RECORDS SHOWN:

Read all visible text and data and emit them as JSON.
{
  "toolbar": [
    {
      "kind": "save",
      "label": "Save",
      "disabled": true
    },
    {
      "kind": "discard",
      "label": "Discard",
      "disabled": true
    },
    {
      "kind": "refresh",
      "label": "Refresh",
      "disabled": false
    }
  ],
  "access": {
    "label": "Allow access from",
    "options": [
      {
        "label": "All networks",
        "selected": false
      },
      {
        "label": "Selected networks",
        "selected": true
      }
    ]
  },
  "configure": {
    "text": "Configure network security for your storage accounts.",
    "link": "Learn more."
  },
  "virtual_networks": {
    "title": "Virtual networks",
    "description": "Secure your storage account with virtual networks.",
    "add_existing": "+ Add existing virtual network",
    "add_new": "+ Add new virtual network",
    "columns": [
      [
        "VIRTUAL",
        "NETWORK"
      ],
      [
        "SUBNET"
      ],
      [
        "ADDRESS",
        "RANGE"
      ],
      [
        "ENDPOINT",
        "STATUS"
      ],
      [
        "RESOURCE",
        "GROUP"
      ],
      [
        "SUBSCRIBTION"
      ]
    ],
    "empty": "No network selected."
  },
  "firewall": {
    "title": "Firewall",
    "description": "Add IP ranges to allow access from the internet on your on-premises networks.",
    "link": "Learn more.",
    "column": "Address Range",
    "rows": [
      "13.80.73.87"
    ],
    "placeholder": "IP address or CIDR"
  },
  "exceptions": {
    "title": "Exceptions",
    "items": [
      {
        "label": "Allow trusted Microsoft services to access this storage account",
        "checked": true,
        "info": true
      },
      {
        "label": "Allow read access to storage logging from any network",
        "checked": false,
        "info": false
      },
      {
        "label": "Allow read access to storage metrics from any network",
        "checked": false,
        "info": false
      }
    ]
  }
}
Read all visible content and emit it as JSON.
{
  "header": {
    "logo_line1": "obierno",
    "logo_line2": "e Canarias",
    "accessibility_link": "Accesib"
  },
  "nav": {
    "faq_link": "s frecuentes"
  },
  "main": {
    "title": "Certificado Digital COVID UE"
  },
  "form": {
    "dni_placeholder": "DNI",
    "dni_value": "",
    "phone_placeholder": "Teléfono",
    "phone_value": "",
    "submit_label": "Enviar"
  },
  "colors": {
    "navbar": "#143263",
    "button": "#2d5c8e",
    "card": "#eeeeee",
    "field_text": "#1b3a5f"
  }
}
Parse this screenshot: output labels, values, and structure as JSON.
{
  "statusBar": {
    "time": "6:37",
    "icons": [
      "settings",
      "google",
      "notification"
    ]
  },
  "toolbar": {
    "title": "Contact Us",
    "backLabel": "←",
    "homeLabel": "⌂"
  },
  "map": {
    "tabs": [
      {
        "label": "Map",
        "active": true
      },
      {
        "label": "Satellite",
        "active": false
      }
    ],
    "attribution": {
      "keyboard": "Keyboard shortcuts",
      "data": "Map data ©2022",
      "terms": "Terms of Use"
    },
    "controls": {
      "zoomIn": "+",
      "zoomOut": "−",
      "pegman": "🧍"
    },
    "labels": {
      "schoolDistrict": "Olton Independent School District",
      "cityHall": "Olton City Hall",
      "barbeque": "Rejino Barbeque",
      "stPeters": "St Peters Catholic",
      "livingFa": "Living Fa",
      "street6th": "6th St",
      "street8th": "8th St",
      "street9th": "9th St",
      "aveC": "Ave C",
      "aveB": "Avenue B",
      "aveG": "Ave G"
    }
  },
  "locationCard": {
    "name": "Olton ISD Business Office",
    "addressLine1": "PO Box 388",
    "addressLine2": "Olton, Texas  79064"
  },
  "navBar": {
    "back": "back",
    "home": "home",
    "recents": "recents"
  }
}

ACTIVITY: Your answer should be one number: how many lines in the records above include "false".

EXERCISE RESPONSE: 7